Look for the word "Armenian" in the records, and copy each line where it appears.

> Data listing:
□ □ □ □
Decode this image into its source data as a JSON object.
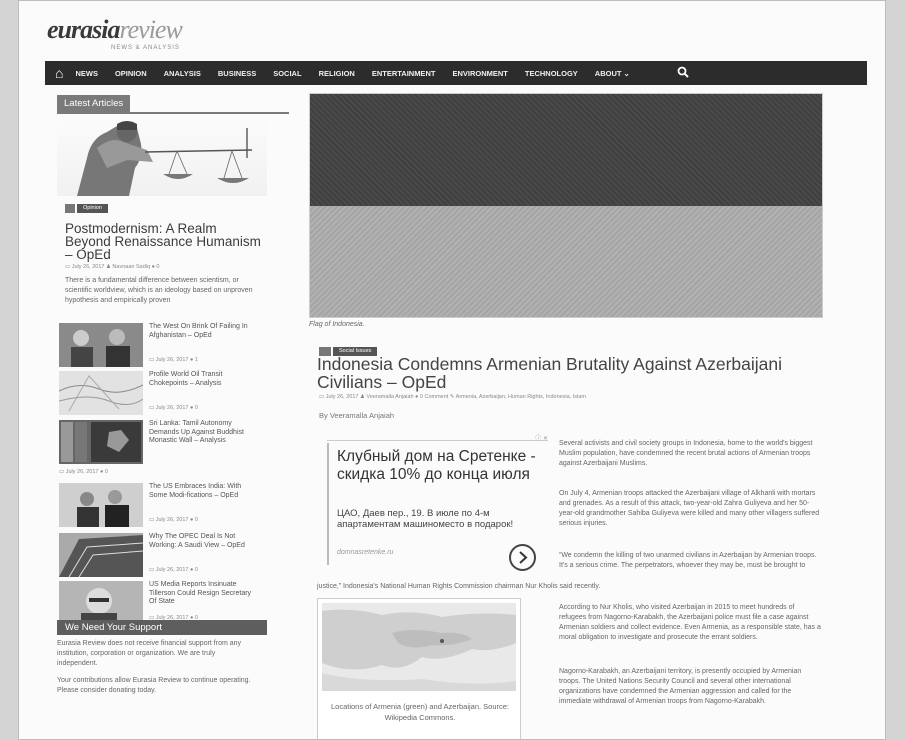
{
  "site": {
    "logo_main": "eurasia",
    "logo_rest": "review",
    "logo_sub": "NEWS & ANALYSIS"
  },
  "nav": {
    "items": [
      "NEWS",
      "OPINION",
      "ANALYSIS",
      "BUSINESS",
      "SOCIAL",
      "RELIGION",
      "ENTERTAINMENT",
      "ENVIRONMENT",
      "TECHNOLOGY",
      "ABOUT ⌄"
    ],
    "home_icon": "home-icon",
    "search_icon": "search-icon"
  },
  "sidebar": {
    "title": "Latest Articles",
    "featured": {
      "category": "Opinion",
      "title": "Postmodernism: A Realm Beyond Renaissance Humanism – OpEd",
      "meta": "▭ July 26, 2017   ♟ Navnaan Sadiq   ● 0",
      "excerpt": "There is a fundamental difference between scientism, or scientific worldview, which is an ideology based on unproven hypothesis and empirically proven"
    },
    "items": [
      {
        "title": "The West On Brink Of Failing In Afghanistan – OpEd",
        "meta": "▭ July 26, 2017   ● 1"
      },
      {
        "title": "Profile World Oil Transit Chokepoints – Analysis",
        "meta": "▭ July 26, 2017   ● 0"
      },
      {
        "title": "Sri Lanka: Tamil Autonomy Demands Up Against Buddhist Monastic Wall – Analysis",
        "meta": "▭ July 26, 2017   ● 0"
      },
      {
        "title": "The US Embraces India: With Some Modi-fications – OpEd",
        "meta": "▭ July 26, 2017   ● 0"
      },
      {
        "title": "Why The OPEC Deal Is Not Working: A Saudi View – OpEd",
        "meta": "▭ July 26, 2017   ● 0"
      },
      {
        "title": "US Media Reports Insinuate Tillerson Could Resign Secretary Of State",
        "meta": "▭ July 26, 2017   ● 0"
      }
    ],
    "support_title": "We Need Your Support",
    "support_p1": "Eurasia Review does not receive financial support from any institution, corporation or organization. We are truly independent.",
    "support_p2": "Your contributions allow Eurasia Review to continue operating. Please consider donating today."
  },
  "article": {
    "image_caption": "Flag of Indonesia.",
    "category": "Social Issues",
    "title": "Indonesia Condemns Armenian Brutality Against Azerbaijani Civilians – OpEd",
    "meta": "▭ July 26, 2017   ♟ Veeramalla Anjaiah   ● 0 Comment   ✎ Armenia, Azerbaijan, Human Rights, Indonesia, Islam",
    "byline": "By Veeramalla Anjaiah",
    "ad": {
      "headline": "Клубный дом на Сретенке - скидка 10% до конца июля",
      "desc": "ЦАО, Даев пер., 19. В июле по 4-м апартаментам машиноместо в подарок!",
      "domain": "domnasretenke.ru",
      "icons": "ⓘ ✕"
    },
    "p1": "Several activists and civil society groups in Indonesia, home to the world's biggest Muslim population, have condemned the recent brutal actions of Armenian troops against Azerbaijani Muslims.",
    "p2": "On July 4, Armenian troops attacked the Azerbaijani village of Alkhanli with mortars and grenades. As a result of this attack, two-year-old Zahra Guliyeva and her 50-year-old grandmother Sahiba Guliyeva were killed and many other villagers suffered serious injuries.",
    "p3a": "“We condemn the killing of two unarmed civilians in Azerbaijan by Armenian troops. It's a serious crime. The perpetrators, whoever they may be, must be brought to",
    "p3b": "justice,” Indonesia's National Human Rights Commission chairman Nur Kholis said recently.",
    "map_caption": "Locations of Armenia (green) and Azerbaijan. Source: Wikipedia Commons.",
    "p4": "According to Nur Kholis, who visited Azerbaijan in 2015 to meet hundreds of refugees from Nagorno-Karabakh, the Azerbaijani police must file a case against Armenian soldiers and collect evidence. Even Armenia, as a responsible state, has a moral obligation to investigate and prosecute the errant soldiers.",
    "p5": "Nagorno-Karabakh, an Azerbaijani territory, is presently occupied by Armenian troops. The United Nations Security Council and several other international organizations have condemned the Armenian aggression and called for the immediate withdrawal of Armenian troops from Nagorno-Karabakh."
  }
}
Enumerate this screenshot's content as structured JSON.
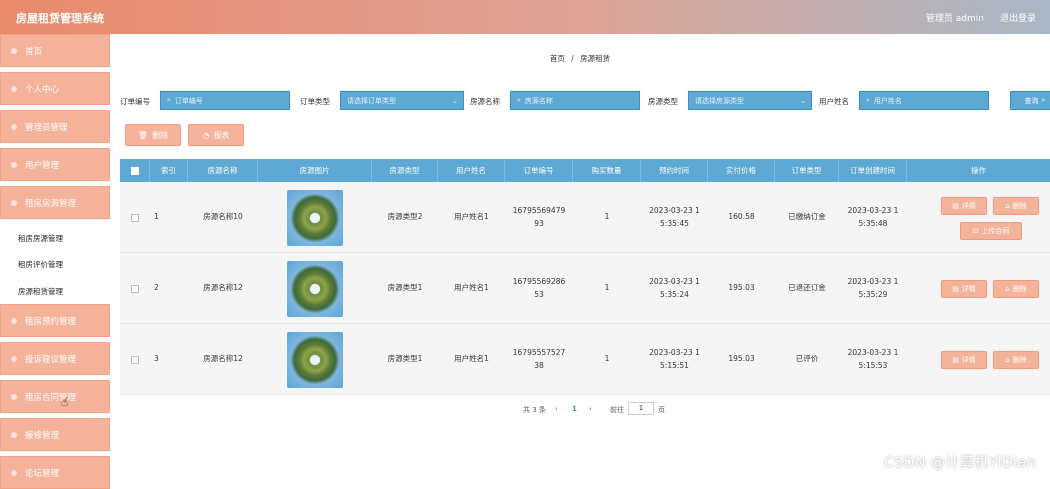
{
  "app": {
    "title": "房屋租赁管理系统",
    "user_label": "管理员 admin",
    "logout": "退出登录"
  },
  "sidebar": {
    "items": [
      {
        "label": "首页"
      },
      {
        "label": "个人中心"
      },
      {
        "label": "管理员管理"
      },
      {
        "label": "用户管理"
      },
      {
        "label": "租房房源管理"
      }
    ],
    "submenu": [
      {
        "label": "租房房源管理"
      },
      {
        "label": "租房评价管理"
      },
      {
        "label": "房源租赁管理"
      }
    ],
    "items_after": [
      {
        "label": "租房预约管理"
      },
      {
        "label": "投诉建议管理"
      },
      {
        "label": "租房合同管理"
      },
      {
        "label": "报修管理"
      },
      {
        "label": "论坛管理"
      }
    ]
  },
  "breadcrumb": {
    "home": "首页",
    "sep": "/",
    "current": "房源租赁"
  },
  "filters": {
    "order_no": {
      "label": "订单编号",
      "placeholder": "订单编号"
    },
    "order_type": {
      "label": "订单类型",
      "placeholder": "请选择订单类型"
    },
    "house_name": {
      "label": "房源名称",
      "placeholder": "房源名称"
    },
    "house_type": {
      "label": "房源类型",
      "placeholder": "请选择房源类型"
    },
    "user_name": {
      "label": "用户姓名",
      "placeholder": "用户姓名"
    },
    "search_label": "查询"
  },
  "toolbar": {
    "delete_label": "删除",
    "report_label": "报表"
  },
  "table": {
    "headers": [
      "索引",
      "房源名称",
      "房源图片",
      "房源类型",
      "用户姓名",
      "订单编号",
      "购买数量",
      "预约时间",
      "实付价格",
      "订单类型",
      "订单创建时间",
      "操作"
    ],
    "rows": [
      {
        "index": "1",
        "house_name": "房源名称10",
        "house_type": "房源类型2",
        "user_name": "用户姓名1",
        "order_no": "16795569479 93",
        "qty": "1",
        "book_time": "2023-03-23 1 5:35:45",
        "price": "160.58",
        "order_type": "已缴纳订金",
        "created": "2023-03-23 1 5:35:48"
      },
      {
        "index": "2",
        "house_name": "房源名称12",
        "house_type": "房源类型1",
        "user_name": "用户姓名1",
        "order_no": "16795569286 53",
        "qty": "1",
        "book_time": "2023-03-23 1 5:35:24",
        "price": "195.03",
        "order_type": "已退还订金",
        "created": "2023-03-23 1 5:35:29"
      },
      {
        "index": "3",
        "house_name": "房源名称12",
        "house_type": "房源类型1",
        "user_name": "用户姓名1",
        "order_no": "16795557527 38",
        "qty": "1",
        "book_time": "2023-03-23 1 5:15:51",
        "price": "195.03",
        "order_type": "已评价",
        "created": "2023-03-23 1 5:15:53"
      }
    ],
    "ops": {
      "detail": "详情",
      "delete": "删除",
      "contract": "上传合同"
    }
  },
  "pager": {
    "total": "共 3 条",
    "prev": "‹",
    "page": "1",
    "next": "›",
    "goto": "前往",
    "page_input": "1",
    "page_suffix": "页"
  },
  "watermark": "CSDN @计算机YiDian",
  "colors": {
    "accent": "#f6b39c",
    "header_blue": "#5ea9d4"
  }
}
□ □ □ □
> Output for this task:
    "title": "Indonesia Condemns Armenian Brutality Against Azerbaijani Civilians – OpEd",
    "p1": "Several activists and civil society groups in Indonesia, home to the world's biggest Muslim population, have condemned the recent brutal actions of Armenian troops against Azerbaijani Muslims.",
    "p2": "On July 4, Armenian troops attacked the Azerbaijani village of Alkhanli with mortars and grenades. As a result of this attack, two-year-old Zahra Guliyeva and her 50-year-old grandmother Sahiba Guliyeva were killed and many other villagers suffered serious injuries.",
    "p3a": "“We condemn the killing of two unarmed civilians in Azerbaijan by Armenian troops. It's a serious crime. The perpetrators, whoever they may be, must be brought to",
    "p4": "According to Nur Kholis, who visited Azerbaijan in 2015 to meet hundreds of refugees from Nagorno-Karabakh, the Azerbaijani police must file a case against Armenian soldiers and collect evidence. Even Armenia, as a responsible state, has a moral obligation to investigate and prosecute the errant soldiers.",
    "p5": "Nagorno-Karabakh, an Azerbaijani territory, is presently occupied by Armenian troops. The United Nations Security Council and several other international organizations have condemned the Armenian aggression and called for the immediate withdrawal of Armenian troops from Nagorno-Karabakh."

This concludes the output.